Historically, collecting condition data on the dam has been a time-consuming process, conducted a couple of times per year, that exposed survey teams to remote and difficult-to-access terrain, and a fall hazard that necessitated additional training in rope access and fall protection in high-risk locations. These safety hazards limited survey points and prevented monitoring of the dam in its entirety. And the excessive length of time it took to capture and analyze the data limited effectiveness and confidence in decision-making.
Today, operators of the New Bullards Bar Dam are using IoT devices to remotely collect condition monitoring data over the entire face of the dam, including measuring the behavior of the dam structure as time passes and as the structure is exposed to different environmental conditions. Drone imagery helps create a 3D reality mesh to give context to the IoT data and represent the dam in a digital twin view. AI-based crack detection is then applied to the reality mesh to inform proactive dam maintenance. Condition data can trigger automated alerts in the digital twin based on predetermined early warning thresholds. Such automation improves workflows and is known to improve data quality for reporting consequence analysis to stakeholders.
Safer Inspections, safer infrastructure
Maintaining safe infrastructure for communities requires regular inspections, and inspecting dams and bridges can be dangerous work. When drone images and sensor data inform the digital twin, the result is reality modeling that provides a much safer alternative to using a human inspection crew to scale dangerous and hard-to-reach areas and during extreme weather. The real-time insights gained from IoT data also allows maintenance to be planned on a proactive basis.
The Highland Cable Bridge in Denver, Colorado, is one of three pedestrian bridges that connects the Highland neighborhood to downtown Denver. It is 320 feet long and features a unique design that produces more movements than bridges of similar sizes. The design also makes manual inspections and maintenance a challenge.
To address this unique condition-monitoring challenge, the city decided to create a 3D model of the bridge based on design plans and high-resolution images captured by drones. It then installed 15 low-cost wireless sensors with accelerometers and tilt meters along the length of the bridge to comprehensively capture the dynamic movement and vibrations of the structure. Sensors send data back to the digital twin where the virtual 3D model provides insights to the team and alerts the city if measurements are significantly outside of the normal range.

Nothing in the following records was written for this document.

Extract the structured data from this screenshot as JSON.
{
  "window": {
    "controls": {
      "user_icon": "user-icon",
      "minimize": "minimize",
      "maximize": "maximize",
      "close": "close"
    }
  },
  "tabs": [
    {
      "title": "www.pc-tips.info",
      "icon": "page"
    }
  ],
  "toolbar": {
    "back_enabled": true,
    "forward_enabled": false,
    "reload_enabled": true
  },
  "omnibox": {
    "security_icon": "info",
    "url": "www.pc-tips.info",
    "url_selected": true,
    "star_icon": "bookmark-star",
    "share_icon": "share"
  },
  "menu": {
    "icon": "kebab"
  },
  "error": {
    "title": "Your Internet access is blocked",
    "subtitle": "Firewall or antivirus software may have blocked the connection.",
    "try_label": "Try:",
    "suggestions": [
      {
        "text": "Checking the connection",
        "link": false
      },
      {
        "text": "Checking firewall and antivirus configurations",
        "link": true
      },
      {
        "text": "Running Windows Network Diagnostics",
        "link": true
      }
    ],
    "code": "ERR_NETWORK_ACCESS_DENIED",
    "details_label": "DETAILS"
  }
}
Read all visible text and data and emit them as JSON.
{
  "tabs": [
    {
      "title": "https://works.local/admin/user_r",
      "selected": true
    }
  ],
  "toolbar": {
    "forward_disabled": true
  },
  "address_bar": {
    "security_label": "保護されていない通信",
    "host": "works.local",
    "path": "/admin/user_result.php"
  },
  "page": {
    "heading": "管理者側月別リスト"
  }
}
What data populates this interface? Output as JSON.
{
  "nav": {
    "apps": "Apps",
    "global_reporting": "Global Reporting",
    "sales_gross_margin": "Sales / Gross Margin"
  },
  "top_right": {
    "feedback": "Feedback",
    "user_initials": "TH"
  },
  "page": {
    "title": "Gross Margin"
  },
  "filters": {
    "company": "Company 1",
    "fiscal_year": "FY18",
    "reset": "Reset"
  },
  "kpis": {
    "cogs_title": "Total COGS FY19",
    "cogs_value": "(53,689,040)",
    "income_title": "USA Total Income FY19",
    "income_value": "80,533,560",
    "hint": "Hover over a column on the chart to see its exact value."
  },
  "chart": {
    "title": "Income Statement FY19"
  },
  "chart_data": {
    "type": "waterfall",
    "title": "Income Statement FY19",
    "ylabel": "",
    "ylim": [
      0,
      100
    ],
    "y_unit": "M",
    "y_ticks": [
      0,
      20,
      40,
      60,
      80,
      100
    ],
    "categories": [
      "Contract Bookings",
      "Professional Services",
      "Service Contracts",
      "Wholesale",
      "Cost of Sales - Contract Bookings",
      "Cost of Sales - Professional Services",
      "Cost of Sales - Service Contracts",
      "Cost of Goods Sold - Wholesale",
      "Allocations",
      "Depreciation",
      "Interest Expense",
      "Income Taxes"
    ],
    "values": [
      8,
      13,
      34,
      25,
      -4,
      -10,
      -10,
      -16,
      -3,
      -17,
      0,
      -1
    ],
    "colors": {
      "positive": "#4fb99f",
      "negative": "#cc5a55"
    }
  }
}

Putting AI to work
Condition monitoring systems can generate extensive amounts of data that must be reviewed and analyzed to provide insights and accurate reporting. Artificial intelligence and machine learning serve as integral tools to identify changes in dam and bridge behavior outside of normal risk conditions. The combination of digital twins, AI, and IoT technology also is helping to reduce costs amid a shortage of skilled workers.
Looking ahead, actionable insights from the field will continue to play a larger role in the sustainability and resilience of existing and new infrastructure, including that of dams and bridges as well as tunnels, roads and railways, and civil construction sites. Real-time IoT data from sensors coupled with drone-captured 3D models and AI implemented in digital twins will be at the forefront – optimizing sustainable practices like energy efficiency and waste reduction, minimizing environmental impact, and increasing safety.
Comment on this article below or via X: @IoTNow_